AS long as Zimbabwe does not create an enabling environment for its citizens, especially those living here, the property market will remain as quiet as it was at the beginning of the year, sa
ys Real Estate Industry of Zimbabwe (REIZ) president Abraham Sadomba.
“I believe institutions and individuals will continue with the wait-and-see attitude they had at the beginning of the year,” he told property consultants gathered in Masvingo for their annual general meeting last week.
“In terms of the residential property values, I believe they will remain stable in line with the demand in the housing market. However, one must be prepared for a sudden jump in values if economic fundamentals change. This is because the gap between the cost of construction – which has always been higher than the cost of buying an existing house, and is increasing in line with inflation and the open market values – is widening. There is however a lot of activity in the sub-sector where houses are being sold for between $50 million and $150 million. This activity will tend to increase values in this seb-sector.”
He said for industrial and commercial properties, increases in open market values were currently being pushed by increased net rental values rather than demand and supply factors.
“The situation will continue to the end of the year,” he said.
A spokesperson for Guest and Tanner told businessdigest in an interview that there was little response on the residential property side because individuals were cash-strapped.
“There are limited loans available for customers,” he said. “Banks are offering about $120 million and this can only be used for houses in high density suburbs such as Kuwadzana and Budiriro. There are no takers for houses in the $200 million range because there are few cash buyers due to limited amounts being offered by banks.”
A spokesperson for Southgate and Bancroft, on the other hand, said residential property sales had picked up and prices would be increasing soon if the situation remained the way it is.
“Just follow the trend of the Zimbabwe dollar against the other major currencies and you will be able to see what is actually happening in the property market,” he said in an interview.
“There are good sales in the commercial area. Our flats, for example, have been completely wiped out because many bank employees were given money to buy properties.”
He said high density suburb houses were now fetching between $80 million and $160 million, middle income between $160 million and $250 million, while upmarket properties were now ranging upwards of $500 million.
Stands in plush suburbs such as Borrowdale and Highlands are fetching $1 billion.
Sadomba said in June 2003 when he took over as president of REIZ he felt encouraged because he had the feeling that “I was going to lead a group of wealthy or prosperous professionals”.
“A lot of our key staff/professionals were leaving the country for ‘greener’ pastures outside Zimbabwe,” he said.
“While this was generally the sad state of affairs I felt encouraged because I had a feeling that I was going to lead a group of wealthy or prosperous professionals.
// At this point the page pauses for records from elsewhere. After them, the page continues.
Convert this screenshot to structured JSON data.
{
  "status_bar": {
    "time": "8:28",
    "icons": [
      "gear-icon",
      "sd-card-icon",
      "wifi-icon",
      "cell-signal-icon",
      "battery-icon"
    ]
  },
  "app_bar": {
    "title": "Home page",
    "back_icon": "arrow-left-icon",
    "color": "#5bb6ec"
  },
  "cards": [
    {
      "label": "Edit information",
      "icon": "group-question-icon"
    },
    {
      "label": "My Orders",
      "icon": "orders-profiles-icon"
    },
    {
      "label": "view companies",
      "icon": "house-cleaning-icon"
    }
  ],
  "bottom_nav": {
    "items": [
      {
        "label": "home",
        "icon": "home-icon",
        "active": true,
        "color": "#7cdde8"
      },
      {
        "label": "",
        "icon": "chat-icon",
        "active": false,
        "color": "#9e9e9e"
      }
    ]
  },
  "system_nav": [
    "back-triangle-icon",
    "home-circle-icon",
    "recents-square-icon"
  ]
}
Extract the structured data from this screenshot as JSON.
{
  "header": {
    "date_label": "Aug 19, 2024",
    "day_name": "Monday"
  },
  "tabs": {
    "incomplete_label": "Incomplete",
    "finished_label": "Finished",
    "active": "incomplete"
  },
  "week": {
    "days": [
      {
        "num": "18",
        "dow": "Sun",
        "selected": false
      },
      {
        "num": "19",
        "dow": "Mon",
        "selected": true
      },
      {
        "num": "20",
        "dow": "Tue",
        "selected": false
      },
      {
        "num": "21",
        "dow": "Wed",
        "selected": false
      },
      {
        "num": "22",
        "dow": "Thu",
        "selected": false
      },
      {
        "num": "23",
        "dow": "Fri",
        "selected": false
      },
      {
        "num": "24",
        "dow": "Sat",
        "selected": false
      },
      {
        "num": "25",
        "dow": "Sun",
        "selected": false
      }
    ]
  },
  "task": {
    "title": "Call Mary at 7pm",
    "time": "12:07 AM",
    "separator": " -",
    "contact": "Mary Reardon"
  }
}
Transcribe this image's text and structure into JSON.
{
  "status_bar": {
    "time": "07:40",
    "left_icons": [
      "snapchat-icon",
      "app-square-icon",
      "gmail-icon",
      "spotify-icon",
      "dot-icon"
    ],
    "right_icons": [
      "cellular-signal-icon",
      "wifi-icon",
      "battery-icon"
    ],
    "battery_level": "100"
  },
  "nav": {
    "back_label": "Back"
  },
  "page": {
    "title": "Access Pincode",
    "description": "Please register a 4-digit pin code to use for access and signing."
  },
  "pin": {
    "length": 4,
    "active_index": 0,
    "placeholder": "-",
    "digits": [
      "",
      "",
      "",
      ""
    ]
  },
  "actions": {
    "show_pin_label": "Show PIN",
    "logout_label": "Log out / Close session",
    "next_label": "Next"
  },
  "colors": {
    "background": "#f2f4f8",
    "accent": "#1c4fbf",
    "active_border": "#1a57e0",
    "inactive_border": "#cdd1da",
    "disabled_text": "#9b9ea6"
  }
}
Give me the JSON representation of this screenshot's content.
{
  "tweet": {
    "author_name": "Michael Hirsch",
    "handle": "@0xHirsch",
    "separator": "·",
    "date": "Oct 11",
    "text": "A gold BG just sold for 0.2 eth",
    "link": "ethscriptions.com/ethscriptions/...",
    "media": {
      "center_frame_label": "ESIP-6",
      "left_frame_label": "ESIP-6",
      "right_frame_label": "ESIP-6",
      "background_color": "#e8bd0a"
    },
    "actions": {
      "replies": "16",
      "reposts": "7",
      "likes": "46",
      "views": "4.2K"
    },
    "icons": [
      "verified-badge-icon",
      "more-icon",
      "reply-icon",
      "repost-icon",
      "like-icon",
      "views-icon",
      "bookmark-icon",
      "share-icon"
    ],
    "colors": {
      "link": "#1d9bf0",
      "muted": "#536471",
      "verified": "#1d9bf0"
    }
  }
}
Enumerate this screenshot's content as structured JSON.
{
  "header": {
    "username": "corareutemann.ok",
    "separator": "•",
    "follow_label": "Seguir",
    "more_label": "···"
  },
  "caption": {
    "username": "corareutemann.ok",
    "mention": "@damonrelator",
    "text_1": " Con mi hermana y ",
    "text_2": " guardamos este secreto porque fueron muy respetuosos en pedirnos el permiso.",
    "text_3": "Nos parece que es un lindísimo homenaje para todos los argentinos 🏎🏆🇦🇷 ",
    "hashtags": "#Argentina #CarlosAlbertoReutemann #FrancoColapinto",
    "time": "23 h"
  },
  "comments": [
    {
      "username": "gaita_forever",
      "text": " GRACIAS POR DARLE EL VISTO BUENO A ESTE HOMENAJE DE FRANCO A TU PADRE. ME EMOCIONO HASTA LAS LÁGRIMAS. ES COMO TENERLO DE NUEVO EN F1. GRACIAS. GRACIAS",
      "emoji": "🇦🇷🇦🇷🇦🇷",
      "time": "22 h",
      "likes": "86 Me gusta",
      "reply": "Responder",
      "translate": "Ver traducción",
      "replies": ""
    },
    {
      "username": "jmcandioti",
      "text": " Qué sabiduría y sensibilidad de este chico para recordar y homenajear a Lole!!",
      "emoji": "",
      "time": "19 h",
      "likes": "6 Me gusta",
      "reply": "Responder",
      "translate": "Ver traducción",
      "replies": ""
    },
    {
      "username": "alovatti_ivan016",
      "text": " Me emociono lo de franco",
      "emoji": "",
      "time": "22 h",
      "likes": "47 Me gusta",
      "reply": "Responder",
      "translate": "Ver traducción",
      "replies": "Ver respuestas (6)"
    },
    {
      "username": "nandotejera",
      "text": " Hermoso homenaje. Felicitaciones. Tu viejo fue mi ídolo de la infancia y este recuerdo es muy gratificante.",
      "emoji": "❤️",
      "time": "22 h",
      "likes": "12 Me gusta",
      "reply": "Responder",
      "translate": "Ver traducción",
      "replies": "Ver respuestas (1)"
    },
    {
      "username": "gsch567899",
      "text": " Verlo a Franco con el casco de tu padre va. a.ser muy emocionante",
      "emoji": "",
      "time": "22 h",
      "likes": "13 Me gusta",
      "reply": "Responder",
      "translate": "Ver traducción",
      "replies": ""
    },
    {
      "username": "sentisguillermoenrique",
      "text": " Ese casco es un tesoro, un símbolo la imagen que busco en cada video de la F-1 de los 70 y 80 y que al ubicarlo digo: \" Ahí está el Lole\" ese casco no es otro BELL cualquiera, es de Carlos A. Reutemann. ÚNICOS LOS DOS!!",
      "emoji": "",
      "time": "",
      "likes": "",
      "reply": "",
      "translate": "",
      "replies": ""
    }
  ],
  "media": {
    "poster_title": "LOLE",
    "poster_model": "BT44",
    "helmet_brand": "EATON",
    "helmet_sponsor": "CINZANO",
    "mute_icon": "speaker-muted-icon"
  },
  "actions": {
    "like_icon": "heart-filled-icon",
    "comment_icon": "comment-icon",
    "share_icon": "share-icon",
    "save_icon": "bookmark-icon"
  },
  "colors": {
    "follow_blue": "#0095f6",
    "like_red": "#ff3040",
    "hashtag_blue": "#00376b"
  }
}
I had this feeling because our profession is unique as sometimes we prosper whether the general economy is doing well or badly. In the year 2003 our professionals engaged in the various disciplines – valuations, agency, property management and property development – and were very busy despite the poor economic conditions that were prevailing.”
Sadomba said the hazy conditions prevailing in the property market when he took over as president remained until the end of November 2003.
“Towards the end of November 2003 the property market was affected by high interest rates which put an end to demand from those who were purchasing properties for speculative purposes – individuals and institutions alike,” he said.
“The financial services sector was also faced with liquidity problems. Interest rates rose overnight to more than 600%.”
He said the high interest rates reduced activity in the property market by those who had access to cheap money.
“It also reduced the amount buyers wanting to borrow from building societies could afford,” he said.
Sadomba said there was a lot of uncertainty in the market with some sellers holding on to their properties in anticipation of higher prices.
Estate agents contacted say the situation has not changed.
Some potential purchasers stopped looking, expecting property prices to go down as they were anticipating that those who had purchased property for speculative purposes using cheap money would dump their properties on the market to settle their debts.
“In general, at the beginning of the year buyers and sellers adopted a wait-and-see attitude and as a result there was no meaningful activity in the market,” Sadomba said.